M77 Gallery
a cura di Danilo Eccher

Curated by Danilo Eccher, Veduta is a project combining two separate inquiries into the meaning of painting practice displayed as one exhibition set-up. It is physically divided into two bodies of work: a tribute to landscape and heritage; alpine scenery and the Milan Cathedral. Those places had already been connected in the groundwork of the great Leonardo da Vinci. This is a parallel research to that of Leonardo, taken further through inclusion of personal and autobiographical factors.

The geographical centre of the project is the roof of Milan's Cathedral - the Duomo, where Leonardo, called by the ruling Sforza family, works to solve the challenges of the construction of the dome lantern. It turned out to be a fine point for observing and studying the alpine panorama. Veduta is inspired by a little known drawing; a small sketch on the side of a page, at the centre of which is a drawing of a foot, most likely drawn by Francesco Melzi - Leonardo’s student. The master's sketch represents alpine landscape, with mount Grigna and Resegone peaks in the centre. Studying the panorama further, magnifying it and adding personal and autobiographical elements by saturating it with vivid colours led to creation of a monumental painting: 2 meters high and over 10 meters wide. The landscape is mirrored in a water tank that replicates the dimensions of the canvas. An implied metaphor for the change of perspective: the reflection in the water distances the viewer and complicates the vision and understanding of the work, adding a further reading layer.
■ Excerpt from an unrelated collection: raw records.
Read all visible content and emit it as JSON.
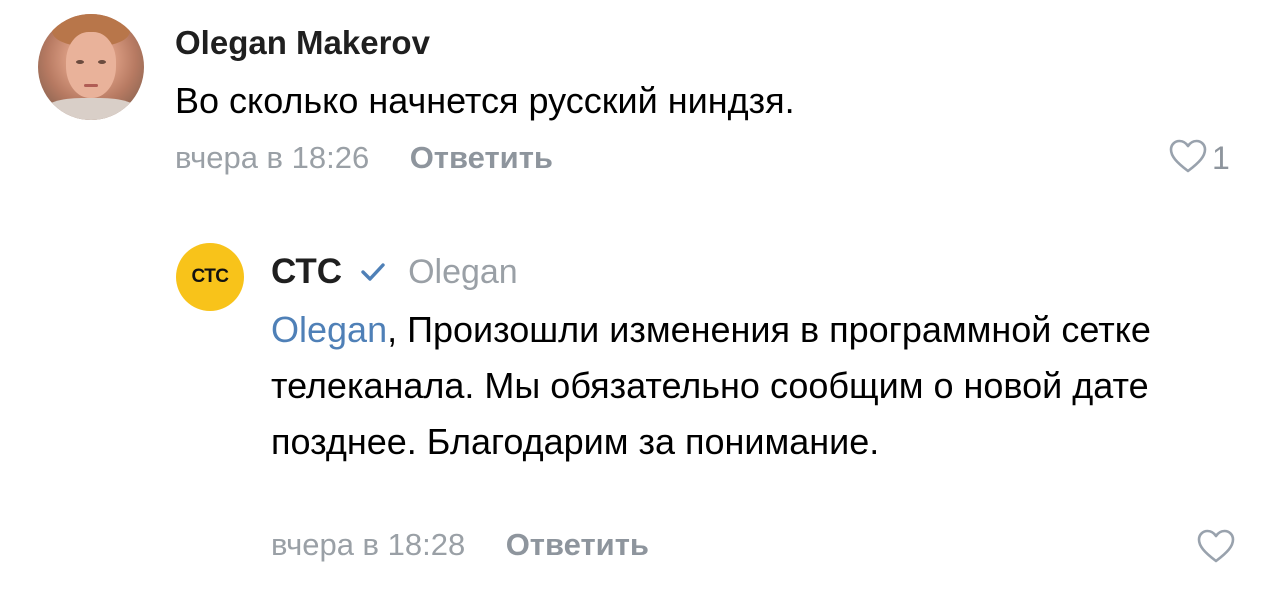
{
  "comment": {
    "author": "Olegan Makerov",
    "text": "Во сколько начнется русский ниндзя.",
    "time": "вчера в 18:26",
    "reply_label": "Ответить",
    "like_count": "1",
    "avatar_icon": "user-avatar-photo"
  },
  "reply": {
    "avatar_text": "СТС",
    "author": "СТС",
    "verified_icon": "checkmark-icon",
    "reply_to": "Olegan",
    "mention": "Olegan",
    "text": ", Произошли изменения в программной сетке телеканала. Мы обязательно сообщим о новой дате позднее. Благодарим за понимание.",
    "time": "вчера в 18:28",
    "reply_label": "Ответить"
  },
  "colors": {
    "link": "#4f80b7",
    "meta": "#9aa0a6",
    "brand": "#f8c31a",
    "verified": "#4f80b7"
  }
}
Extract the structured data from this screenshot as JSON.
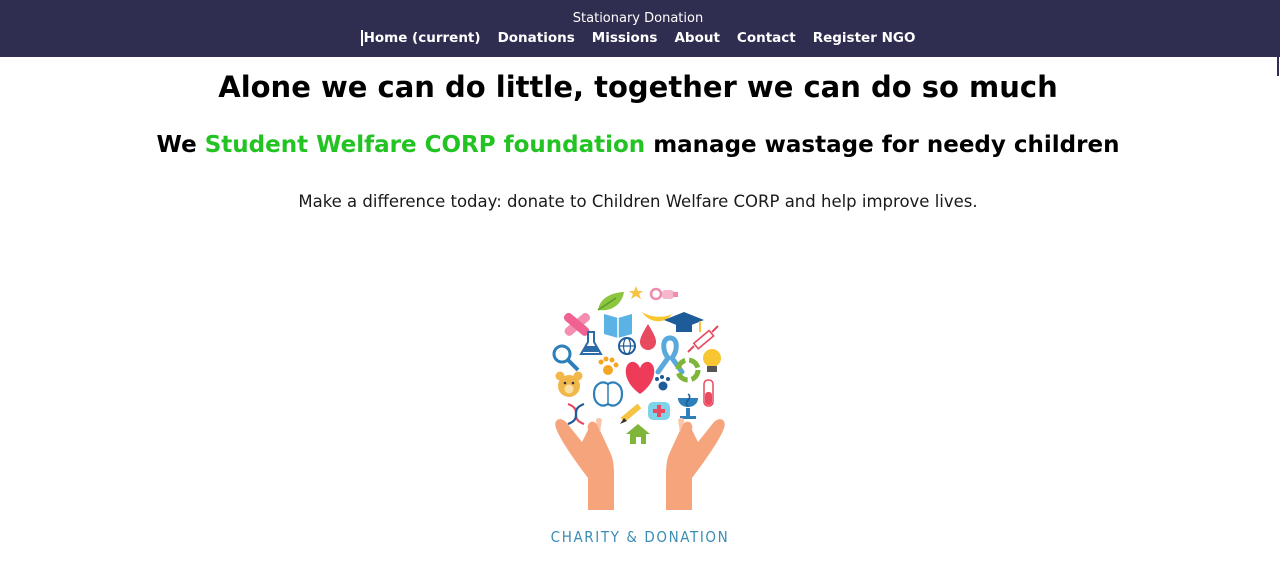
{
  "nav": {
    "brand": "Stationary Donation",
    "links": [
      {
        "label": "Home (current)"
      },
      {
        "label": "Donations"
      },
      {
        "label": "Missions"
      },
      {
        "label": "About"
      },
      {
        "label": "Contact"
      },
      {
        "label": "Register NGO"
      }
    ],
    "bg_color": "#2f2e51"
  },
  "hero": {
    "heading": "Alone we can do little, together we can do so much",
    "subheading": {
      "prefix": "We ",
      "highlight": "Student Welfare CORP foundation",
      "suffix": " manage wastage for needy children",
      "highlight_color": "#22c322"
    },
    "lead": "Make a difference today: donate to Children Welfare CORP and help improve lives."
  },
  "logo": {
    "caption": "CHARITY & DONATION",
    "icons": [
      "hands-icon",
      "heart-icon",
      "book-icon",
      "leaf-icon",
      "star-icon",
      "pacifier-icon",
      "graduation-cap-icon",
      "magnifier-icon",
      "flask-icon",
      "globe-icon",
      "awareness-ribbon-icon",
      "syringe-icon",
      "lightbulb-icon",
      "teddy-bear-icon",
      "paw-icon",
      "recycle-icon",
      "brain-icon",
      "pencil-icon",
      "first-aid-kit-icon",
      "pharmacy-icon",
      "test-tube-icon",
      "dna-icon",
      "house-icon",
      "blood-drop-icon",
      "bandage-icon"
    ]
  }
}
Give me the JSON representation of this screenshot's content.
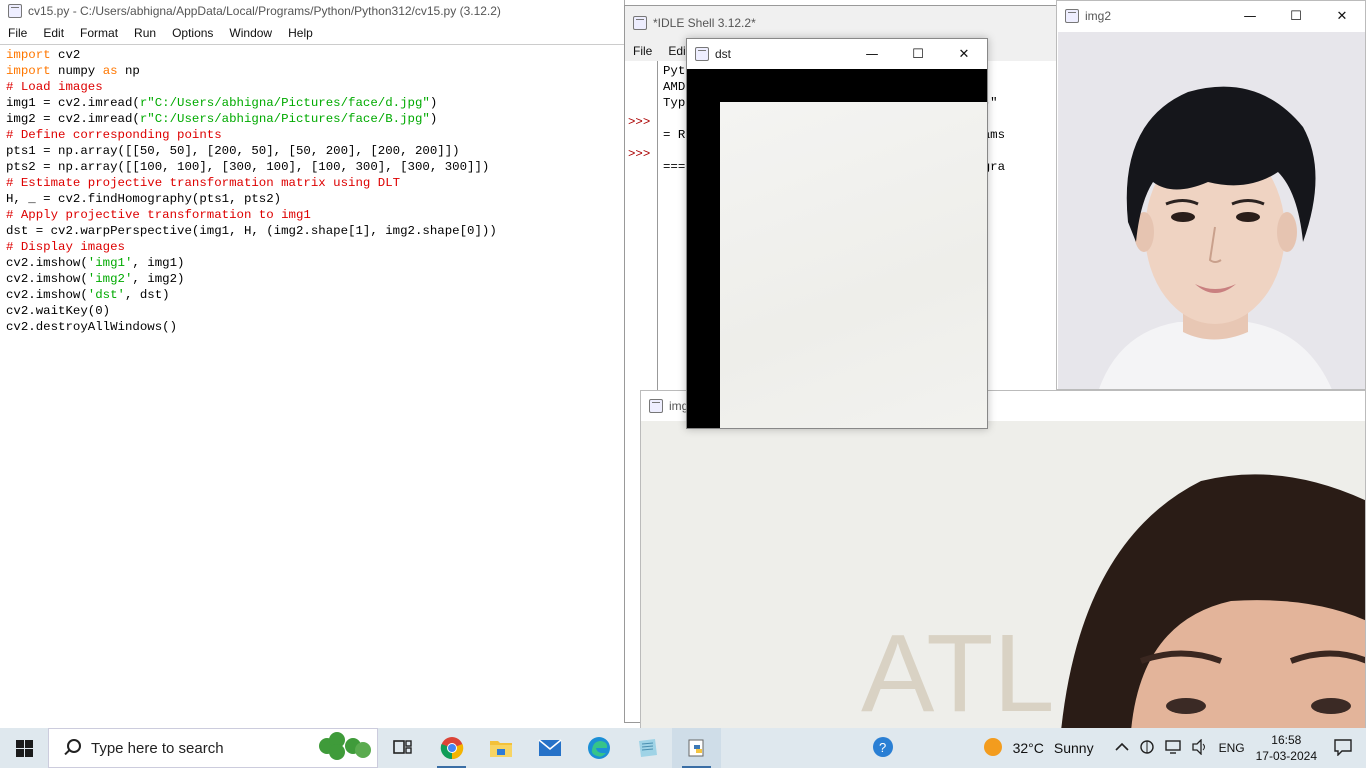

In the second part, the attention is turned to Milan’s Cathedral - the Duomo. Here the reference is made to studies of light by Claude Monet. Analogous to his depiction of the Rouen Cathedral, the gaze is directed onto the facade of Milan’s most iconic building. The series consists of twelve paintings, delineating the architecture in four different moments of the day: dawn, midday, afternoon and night, always portrayed from the same angle. The research is taken to extremes from a chromatic point of view; in order to intensify the transient effects of sunlight, all colour has been eliminated.